I had an interesting conversation about Leo Tolstoy’s “Anna Karenina,” both of us complaining that while reading it, we’ve complained that we learned so much about agriculture and geography and horses but not about the anti-heroine herself. Like why title the book about a character who isn’t really your book’s subject? Joe Wright and Tom Stoppard’s adaptation of the doorstop ‘tightens’ the material he has by turning quasi-fictional 19th century into a stage. Because symbolically, the characters have deeply involved themselves into affectation so much that they might as well be acting. Mind you, I liked the movie, but choosing more claustrophobic mises en scene also gives a disservice to the expansive landscapes that Tolstoy articulates. The aristocratic Russian culture of vacations, country life and hunting are all gone! I had the same problems with the film adaptation of “To Kill a Mockingbird,” the Southern fields of my imagination squashed within a cramped studio.
But this also means, and this would be the case with other as well as most big-screen adaptations I assume, are as focused, inadvertently making the material they have to be a character study/actress vehicle. Again, the movie is the opposite of the book. In the novel, we read about the work of Dolly (Kelly MacDonald) her husband Stiva (Matthew McFayden), his brother-in-law Levin (Domhall Gleeson) and his wife Kitty (Alicia Vikander), Anna becoming this ghostly figure of gossip. In the film, these supporting characters are yes, sadly, gender stereotypes, but while they are forced to retreat the ghost comes full centre, as well as the underrated actress who plays her.
Read my fresher thoughts on Anna Karenina here on Entertainment Maven.
The first time I saw this film I thought it was lighter and less stiff upper lip than its reputation. I even tolerated that it used the oldest joke in the book – ‘…deaf in one ear.’ ‘Sorry?’ I also thought that this would end up being one of those movies where ‘nothing ever happens,’ even if it does.
Pardon the socialist reading of the film, but Robert Altman‘s GOSFORD PARK shows the class stratification between the dying British noble class and their servants. The latter is both gossipy best friend and lap dog to the former, this dual role making the relationship more complex, nuanced and multifaceted than any worse ‘camp’ possibilities it might have already had.
This latent function of the servants make them the eyes or the audience stand-ins for the movie, especially Mary MacEchran (Kelly MacDonald), the ‘Miss Trentham’ to Countess Constance Trentham (Maggie Smith), Mary being new to the country world as we are. She’s the one finding out things like bringing a small box to store jewels that would be used on the first night. The secrets of the house falls under her lap, and she spends a significant time in the film running around the servants’ level to ask her coworkers why they’ve done certain things she wouldn’t.
What I love about this film are the scenes like Constance throwing a scarf at Mary to pack while leaving the house.

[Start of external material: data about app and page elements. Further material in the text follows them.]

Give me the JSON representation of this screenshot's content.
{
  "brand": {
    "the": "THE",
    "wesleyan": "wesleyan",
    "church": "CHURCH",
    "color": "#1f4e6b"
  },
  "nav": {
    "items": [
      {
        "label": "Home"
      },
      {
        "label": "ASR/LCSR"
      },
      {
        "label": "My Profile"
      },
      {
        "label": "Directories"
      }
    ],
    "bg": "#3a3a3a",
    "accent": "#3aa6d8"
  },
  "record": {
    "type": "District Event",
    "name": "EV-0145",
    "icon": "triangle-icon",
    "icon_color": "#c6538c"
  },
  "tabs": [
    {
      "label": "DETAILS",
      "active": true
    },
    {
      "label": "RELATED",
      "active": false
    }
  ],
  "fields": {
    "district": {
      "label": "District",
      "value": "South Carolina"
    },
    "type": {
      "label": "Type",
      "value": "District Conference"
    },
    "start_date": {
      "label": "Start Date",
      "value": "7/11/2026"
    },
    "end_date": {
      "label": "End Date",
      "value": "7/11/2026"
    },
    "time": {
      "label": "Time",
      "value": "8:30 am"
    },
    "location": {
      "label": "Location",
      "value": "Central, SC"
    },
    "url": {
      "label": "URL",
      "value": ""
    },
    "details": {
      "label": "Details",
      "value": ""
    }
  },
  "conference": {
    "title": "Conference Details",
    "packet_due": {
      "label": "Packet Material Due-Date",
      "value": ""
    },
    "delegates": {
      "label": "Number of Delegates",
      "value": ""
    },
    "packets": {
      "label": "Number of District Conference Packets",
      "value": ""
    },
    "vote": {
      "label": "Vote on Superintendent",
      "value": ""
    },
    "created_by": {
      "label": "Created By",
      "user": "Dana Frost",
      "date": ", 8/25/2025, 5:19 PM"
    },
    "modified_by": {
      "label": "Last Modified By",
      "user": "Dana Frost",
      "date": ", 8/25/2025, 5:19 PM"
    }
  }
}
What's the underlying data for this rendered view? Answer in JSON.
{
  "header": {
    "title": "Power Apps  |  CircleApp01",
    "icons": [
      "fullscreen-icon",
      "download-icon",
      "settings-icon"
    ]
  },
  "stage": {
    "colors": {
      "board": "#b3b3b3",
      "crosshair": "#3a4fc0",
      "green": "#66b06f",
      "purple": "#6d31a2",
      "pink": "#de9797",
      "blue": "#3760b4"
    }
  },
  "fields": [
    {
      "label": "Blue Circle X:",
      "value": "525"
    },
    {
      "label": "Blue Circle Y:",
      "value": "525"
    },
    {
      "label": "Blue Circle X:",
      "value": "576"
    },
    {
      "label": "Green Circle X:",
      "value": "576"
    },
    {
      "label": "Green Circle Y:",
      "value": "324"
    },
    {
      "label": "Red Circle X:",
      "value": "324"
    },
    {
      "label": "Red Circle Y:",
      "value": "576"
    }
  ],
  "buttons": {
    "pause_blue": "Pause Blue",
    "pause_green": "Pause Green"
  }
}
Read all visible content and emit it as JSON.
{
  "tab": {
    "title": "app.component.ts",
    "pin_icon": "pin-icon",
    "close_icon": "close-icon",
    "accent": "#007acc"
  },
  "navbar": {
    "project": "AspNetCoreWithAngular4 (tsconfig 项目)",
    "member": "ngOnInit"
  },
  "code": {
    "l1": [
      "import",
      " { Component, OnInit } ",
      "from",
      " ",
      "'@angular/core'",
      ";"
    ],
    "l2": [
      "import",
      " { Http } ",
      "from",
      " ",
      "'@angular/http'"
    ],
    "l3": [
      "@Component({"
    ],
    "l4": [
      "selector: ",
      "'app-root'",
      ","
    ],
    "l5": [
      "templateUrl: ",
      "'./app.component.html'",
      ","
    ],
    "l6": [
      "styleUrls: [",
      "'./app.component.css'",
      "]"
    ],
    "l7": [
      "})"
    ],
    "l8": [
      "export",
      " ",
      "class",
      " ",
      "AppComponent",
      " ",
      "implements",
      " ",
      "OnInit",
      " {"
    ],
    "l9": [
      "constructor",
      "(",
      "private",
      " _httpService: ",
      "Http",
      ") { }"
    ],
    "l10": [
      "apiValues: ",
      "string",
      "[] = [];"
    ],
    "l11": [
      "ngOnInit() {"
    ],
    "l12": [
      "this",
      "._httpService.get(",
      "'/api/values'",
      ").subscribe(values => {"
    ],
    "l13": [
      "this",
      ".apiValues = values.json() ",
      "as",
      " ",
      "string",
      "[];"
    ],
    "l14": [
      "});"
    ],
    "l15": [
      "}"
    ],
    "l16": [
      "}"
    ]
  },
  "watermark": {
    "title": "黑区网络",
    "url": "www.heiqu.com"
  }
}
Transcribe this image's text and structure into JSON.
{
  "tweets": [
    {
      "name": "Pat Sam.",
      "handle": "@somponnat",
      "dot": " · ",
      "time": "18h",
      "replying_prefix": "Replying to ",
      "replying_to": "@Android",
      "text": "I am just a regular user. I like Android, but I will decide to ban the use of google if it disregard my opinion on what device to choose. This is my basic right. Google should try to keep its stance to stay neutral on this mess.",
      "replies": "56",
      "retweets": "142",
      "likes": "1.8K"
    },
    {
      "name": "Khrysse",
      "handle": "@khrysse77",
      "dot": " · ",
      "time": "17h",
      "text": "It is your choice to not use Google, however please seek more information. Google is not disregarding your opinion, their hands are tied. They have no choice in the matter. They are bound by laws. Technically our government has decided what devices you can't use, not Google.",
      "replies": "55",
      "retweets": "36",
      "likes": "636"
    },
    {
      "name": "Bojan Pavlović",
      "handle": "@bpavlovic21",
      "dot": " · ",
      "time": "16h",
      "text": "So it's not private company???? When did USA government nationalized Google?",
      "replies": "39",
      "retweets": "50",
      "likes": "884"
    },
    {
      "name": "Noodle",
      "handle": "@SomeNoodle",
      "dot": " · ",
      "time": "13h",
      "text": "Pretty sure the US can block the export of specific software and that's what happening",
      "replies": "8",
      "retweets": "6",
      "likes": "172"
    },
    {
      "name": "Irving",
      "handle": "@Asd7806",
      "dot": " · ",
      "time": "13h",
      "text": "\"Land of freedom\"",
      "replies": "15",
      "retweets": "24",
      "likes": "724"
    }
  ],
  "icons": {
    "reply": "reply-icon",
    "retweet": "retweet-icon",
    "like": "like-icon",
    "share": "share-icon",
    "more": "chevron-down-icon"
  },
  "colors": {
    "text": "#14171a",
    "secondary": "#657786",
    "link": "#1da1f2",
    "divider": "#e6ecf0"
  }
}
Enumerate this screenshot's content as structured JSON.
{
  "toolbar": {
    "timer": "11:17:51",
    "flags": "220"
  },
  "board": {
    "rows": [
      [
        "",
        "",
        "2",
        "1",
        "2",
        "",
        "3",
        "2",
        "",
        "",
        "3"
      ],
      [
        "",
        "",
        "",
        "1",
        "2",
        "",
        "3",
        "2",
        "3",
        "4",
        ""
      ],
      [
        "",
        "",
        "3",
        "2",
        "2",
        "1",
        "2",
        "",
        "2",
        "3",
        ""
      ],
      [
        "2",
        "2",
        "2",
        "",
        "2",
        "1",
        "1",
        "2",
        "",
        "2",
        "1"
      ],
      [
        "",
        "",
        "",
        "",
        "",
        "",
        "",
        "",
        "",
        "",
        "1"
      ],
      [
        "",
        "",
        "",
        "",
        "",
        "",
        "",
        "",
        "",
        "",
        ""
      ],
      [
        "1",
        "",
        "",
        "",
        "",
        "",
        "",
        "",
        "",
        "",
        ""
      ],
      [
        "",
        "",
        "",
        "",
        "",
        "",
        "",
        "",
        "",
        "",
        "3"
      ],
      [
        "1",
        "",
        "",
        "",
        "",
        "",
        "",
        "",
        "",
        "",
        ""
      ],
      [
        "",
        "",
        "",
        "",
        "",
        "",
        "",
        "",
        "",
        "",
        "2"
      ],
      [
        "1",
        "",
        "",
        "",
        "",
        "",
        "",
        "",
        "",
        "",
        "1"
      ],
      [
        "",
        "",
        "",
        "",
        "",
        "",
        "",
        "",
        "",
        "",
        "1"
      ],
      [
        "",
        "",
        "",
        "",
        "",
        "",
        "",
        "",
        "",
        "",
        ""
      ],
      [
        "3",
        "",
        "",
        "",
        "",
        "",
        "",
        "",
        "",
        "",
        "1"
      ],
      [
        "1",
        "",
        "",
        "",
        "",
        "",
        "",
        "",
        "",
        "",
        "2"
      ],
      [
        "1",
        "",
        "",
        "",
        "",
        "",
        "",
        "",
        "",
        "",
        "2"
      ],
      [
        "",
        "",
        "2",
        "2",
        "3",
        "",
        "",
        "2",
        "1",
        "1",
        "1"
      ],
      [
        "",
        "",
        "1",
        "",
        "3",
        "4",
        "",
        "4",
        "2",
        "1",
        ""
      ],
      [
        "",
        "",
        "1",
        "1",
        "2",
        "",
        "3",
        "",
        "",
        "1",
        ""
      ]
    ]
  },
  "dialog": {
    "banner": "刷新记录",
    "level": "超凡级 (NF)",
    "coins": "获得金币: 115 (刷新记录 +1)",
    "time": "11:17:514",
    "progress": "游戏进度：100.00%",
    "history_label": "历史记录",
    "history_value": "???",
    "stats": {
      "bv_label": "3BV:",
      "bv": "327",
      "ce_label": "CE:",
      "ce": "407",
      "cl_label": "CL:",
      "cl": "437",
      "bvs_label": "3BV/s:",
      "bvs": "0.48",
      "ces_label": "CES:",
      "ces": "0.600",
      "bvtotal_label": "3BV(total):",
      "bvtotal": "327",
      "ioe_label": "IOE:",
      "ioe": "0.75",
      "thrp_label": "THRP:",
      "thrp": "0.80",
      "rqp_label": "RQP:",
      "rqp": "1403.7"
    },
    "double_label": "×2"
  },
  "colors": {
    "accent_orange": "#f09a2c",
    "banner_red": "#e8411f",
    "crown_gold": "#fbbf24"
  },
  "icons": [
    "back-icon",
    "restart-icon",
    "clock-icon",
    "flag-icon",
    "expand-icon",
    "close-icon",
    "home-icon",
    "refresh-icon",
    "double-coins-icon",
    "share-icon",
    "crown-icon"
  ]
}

It’s simple moments like this that can create a feeling of outrage within an audience, specifically because of how fast they can happen. Constance also does this childlike, as if she’s doing nothing wrong.
Then I realized that Constance, just like the upper classes in most movies set in the first half of the twentieth century, is a child. She needs an allowance that is threatened by Lady Sylvia McCordle’s (Kristin Scott Thomas) husband, businessman William (Michael Gambon), who for some reason has control of the finances that would be passed down from centuries long lines of nobles. It also reminds me of Vera’s condescension towards her own mother in “Mildred Pierce,” a warped and archaic mind-set that income is a birthright.
By earning his, William is threatening the nobility’s old world order, although that doesn’t stop them from depending on him. He is the one to ask for allowances and investment money, having created many businesses that continually exploit the poor in many ways. And they get disgruntled when he ruthlessly takes away.
The movie also shows the characters’ diverse reactions what is happening around them. Constance anticipates the shame in the inevitable event that would lead all of them to confess their grievances about William. Mary grows, although the sills she attains as a novice servant may eventually be useless. Sylvia’s callous, thinking about selling the house as if that is only a minor change.
However, there are characters like Elsie (Emily Watson, who usually plays innocent roles), the first head maid, the woman who teaches Mary about the big and little things about serving in a country house. She’s like the older sister, smoking a cigarette and telling a younger Mary on her lovers and the realities of romance and sex in the upper and middle classes. She wards off Henry Denton’s (Ryan Philippe) come-ons. She gets sacked for speaking to Sylvia out of turn but she bravely says that this even ‘might be the making of me,’ riding off in Hollywood producer Mr. Morris Weissman’s (Bob Balaban) car, a beginning in itself.